But doing so with the new $80,000 Dooley statue that’s now on display in Asbury Circle might not have been the way. Just the opposite, in fact.
The statue wasn’t cheap, and in light of Emory’s capital campaign, those funds might have been better used in one of the many University divisions or programs currently asking for funding.
Additionally, the statue seems a bit vulnerable to the hazards that come with a campus known for defacing its statues. There are some risks in placing such a statue in a much-trafficked area. Its small, tenuously held parts could easily be missed in the dark or when hurrying to a class. And what about the drunken vandalism? Or the regular vandalism, for that matter? Case in point: the Robert Woodruff statue, which, by the way, seems very solid by comparison. Who knows what will happen to a statue like Dooley’s, which includes so many oddly grafted sections?
And to raise a more subjective point: Can it really be called a statue of Dooley? His Lordship is most recognizable in his suit and top hat, while this statue is simply a naked skeleton; a rumpled suit sits on the ground in front of him.
If the statue seemed sturdy enough and resembled Dooley more closely, perhaps the expense would be excusable. After all, there’s a place for art on campus, and art isn’t cheap.

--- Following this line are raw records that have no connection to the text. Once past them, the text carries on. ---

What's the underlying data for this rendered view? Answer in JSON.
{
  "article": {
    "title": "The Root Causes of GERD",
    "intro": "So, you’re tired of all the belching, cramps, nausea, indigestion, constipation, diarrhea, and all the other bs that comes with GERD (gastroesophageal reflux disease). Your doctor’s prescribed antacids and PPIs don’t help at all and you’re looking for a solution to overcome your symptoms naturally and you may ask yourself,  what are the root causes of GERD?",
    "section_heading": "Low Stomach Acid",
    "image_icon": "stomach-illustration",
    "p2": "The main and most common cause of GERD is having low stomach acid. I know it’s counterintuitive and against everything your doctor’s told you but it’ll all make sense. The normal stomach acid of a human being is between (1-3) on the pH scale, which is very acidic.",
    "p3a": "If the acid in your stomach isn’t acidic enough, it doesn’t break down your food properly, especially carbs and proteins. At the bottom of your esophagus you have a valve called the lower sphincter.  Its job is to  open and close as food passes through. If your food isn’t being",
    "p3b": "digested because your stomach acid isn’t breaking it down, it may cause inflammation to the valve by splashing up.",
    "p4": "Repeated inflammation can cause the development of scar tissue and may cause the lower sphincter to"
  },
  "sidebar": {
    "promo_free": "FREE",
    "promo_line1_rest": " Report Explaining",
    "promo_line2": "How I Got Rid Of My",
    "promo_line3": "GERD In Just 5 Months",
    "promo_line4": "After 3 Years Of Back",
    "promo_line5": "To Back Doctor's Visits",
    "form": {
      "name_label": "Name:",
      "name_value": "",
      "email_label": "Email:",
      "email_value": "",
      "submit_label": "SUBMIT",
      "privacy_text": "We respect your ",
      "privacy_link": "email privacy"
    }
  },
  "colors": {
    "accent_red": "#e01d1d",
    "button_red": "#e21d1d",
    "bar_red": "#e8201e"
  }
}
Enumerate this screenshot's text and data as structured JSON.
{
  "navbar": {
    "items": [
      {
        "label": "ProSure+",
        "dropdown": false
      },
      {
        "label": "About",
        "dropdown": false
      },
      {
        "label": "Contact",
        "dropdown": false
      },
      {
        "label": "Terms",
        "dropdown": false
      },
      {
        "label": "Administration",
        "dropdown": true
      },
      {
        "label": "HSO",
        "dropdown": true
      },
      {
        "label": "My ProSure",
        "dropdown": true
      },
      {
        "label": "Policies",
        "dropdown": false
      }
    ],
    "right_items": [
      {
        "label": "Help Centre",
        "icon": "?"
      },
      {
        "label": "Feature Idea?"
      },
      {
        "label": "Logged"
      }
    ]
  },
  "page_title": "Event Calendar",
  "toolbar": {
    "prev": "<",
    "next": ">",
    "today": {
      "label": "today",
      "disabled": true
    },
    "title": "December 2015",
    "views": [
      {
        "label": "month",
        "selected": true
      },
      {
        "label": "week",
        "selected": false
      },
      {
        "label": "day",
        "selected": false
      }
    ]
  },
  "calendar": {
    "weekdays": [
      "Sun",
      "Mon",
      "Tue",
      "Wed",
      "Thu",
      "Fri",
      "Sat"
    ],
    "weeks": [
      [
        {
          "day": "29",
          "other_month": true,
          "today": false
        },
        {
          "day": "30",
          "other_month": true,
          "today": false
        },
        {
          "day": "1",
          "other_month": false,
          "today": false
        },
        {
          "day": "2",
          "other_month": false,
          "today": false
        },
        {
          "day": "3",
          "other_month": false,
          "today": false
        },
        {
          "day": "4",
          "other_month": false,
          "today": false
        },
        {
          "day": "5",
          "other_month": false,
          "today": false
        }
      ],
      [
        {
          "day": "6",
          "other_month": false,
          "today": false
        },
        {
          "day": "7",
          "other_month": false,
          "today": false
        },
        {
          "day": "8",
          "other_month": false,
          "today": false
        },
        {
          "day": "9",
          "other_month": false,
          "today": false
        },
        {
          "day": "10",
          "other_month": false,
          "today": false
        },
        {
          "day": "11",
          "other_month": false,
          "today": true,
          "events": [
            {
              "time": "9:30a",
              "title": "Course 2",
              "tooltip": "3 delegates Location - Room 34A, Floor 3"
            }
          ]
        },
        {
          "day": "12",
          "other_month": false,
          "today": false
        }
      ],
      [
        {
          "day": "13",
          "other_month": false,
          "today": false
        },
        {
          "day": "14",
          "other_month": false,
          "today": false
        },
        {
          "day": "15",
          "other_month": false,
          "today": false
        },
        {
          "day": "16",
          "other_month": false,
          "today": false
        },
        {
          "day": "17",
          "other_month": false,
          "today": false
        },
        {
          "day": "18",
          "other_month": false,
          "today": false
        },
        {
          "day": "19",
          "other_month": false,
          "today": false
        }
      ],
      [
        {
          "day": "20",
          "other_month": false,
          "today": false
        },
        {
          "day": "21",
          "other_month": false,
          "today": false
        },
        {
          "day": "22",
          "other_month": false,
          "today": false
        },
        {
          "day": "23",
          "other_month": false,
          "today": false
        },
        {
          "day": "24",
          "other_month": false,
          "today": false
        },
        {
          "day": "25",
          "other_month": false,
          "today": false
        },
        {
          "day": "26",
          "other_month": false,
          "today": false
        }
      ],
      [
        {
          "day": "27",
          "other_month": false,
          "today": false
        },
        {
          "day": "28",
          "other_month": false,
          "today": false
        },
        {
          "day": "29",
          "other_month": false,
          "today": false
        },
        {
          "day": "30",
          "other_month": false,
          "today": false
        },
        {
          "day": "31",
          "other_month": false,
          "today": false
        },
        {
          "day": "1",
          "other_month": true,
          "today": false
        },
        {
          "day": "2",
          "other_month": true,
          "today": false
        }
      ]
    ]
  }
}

But as we all know, Dooley lives on forever, impervious to the elements and other unforseeable events. So why doesn’t he get a statue that follows suit?
The above staff editorials represent the majority opinion of the Wheel’s Editorial Board.